» ASSIGNED TASK: For each line in the data below that has the word "JSON", copy that line.

=======

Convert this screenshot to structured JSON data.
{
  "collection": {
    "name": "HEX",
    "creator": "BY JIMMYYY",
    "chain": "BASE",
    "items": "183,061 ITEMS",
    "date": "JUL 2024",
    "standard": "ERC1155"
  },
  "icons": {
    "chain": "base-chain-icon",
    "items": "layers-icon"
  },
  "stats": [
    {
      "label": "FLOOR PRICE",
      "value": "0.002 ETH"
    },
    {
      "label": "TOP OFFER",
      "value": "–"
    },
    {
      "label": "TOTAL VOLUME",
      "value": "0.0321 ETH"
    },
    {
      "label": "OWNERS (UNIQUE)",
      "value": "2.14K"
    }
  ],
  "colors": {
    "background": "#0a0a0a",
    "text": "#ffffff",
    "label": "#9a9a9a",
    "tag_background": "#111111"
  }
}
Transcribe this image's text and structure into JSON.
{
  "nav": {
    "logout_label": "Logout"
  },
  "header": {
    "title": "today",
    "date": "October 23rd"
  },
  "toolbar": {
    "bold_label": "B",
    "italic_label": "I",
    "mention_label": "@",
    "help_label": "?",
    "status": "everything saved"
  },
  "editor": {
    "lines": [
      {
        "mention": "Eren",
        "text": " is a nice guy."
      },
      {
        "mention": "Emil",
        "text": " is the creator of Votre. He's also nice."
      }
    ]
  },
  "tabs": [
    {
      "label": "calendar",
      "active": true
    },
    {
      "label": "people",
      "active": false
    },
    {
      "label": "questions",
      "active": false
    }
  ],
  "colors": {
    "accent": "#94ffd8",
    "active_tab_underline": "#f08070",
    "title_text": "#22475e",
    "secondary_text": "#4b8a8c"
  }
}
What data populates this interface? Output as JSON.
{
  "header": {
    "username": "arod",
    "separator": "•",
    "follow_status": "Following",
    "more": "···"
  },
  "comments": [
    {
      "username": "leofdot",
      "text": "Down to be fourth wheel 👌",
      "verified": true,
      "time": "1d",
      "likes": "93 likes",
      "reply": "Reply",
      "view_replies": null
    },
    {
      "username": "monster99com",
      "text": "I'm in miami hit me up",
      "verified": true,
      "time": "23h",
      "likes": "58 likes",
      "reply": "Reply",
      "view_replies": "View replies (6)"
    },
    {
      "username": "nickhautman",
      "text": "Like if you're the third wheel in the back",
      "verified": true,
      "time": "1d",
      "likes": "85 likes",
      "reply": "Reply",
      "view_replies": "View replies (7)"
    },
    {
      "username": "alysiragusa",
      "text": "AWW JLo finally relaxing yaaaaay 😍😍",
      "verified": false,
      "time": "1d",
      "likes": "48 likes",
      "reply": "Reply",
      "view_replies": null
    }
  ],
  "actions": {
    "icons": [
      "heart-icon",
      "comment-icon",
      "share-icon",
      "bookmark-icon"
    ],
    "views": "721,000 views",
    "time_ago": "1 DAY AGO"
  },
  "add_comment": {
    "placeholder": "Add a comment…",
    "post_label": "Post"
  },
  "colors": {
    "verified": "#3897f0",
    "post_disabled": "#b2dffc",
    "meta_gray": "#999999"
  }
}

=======

» RESPONSE:
Convert this screenshot to structured JSON data.
Transcribe this image's text and structure into JSON.
What data populates this interface? Output as JSON.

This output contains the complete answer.